Google Photos free storage ends today; Is Google One worthwhile?
After an announcement last year, Google will finally end unlimited free storage for Google Photos users today. The company had said that from June 1, Google Photos will share 15GB of cloud storage with other services such as Gmail and Google Drive. However, you could pay for a Google One subscription and continue storing pictures on the company's cloud storage. Here are more details.
Since 2020, Google has been paywalling features behind Google One
Earlier this month, we had reported on this impending deadline. Since last year, Google has been paywalling features, including cloud storage and editing features on Google Photos. The company reportedly said that it wanted to "keep pace with the growing demand for storage and build Google Photos for the future." However, 15GB of free storage that remains won't hold many pictures either.
First, estimate how much storage you'll need in a year
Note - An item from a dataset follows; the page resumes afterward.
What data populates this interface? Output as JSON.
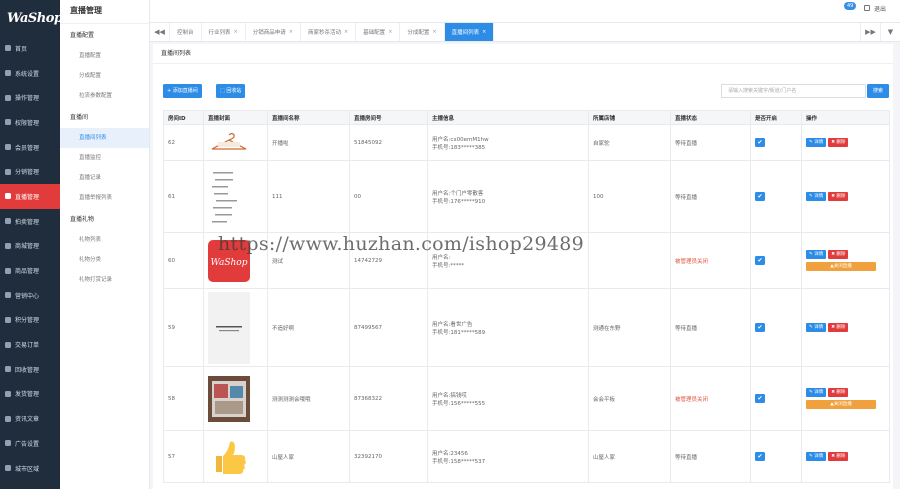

For starters, you can delete the pictures shot in burst mode, blurry photos, and the ones you wouldn't want to keep anymore. Further, calculate how much storage you would need for at least the next year. Now, armed with a realistic estimate of how much storage you would need in the immediate future, you can pick a Google One subscription to suit your requirement.
Subscriptions cost between Rs. 130 and Rs. 650 per month
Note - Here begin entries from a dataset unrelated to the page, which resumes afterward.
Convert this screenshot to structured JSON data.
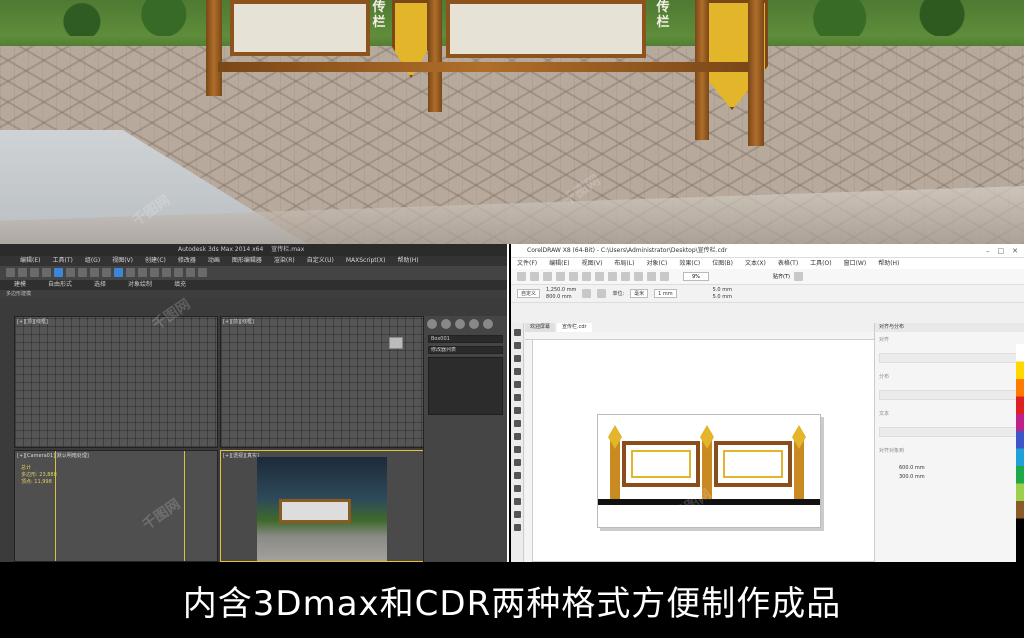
{
  "scene": {
    "panel_labels": [
      "传栏",
      "传栏"
    ]
  },
  "max_window": {
    "title": "Autodesk 3ds Max 2014 x64",
    "file": "宣传栏.max",
    "menus": [
      "编辑(E)",
      "工具(T)",
      "组(G)",
      "视图(V)",
      "创建(C)",
      "修改器",
      "动画",
      "图形编辑器",
      "渲染(R)",
      "自定义(U)",
      "MAXScript(X)",
      "帮助(H)"
    ],
    "ribbon_tabs": [
      "建模",
      "自由形式",
      "选择",
      "对象绘制",
      "填充"
    ],
    "ribbon_sub": "多边形建模",
    "viewports": {
      "top": "[+][顶][线框]",
      "front": "[+][前][线框]",
      "camera": "[+][Camera01][默认明暗处理]",
      "perspective": "[+][透视][真实]",
      "stats": [
        "总计",
        "多边形: 23,888",
        "顶点: 11,998"
      ]
    },
    "command_panel": {
      "object_name": "Box001",
      "modifier_list": "修改器列表"
    }
  },
  "cdr_window": {
    "title": "CorelDRAW X8 (64-Bit) - C:\\Users\\Administrator\\Desktop\\宣传栏.cdr",
    "menus": [
      "文件(F)",
      "编辑(E)",
      "视图(V)",
      "布局(L)",
      "对象(C)",
      "效果(C)",
      "位图(B)",
      "文本(X)",
      "表格(T)",
      "工具(O)",
      "窗口(W)",
      "帮助(H)"
    ],
    "zoom": "9%",
    "snap": "贴齐(T)",
    "page_preset": "自定义",
    "width_value": "1,250.0 mm",
    "height_value": "800.0 mm",
    "unit": "毫米",
    "nudge": "1 mm",
    "grid_x": "5.0 mm",
    "grid_y": "5.0 mm",
    "tabs": [
      "欢迎屏幕",
      "宣传栏.cdr"
    ],
    "docker_title": "对齐与分布",
    "docker_sections": [
      "对齐",
      "分布",
      "文本",
      "对齐对象到"
    ],
    "dims": [
      "600.0 mm",
      "300.0 mm"
    ]
  },
  "caption": "内含3Dmax和CDR两种格式方便制作成品",
  "watermark": "千图网"
}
To continue enjoying Google's storage, you'll need a Google One subscription. The first tier offers 100GB of storage for Rs. 130 per month or Rs. 1,300 a year. The second tier offers 200GB of storage for Rs. 210 per month or Rs. 2,100 per year. The last tier offers 2TB of storage for Rs. 650 per month or Rs. 6,500 per year.
Is the convenience worth the privacy risk? You decide
Interestingly, if you feel you won't need all the storage you purchase, all the aforementioned Google One memberships allow you to share the purchased cloud storage with your family members. That said, we urge you to reconsider whether the convenience of cloud storage is worth risking your privacy. Sometimes, it's just better to go open-source and build a NAS (network attached storage) at home.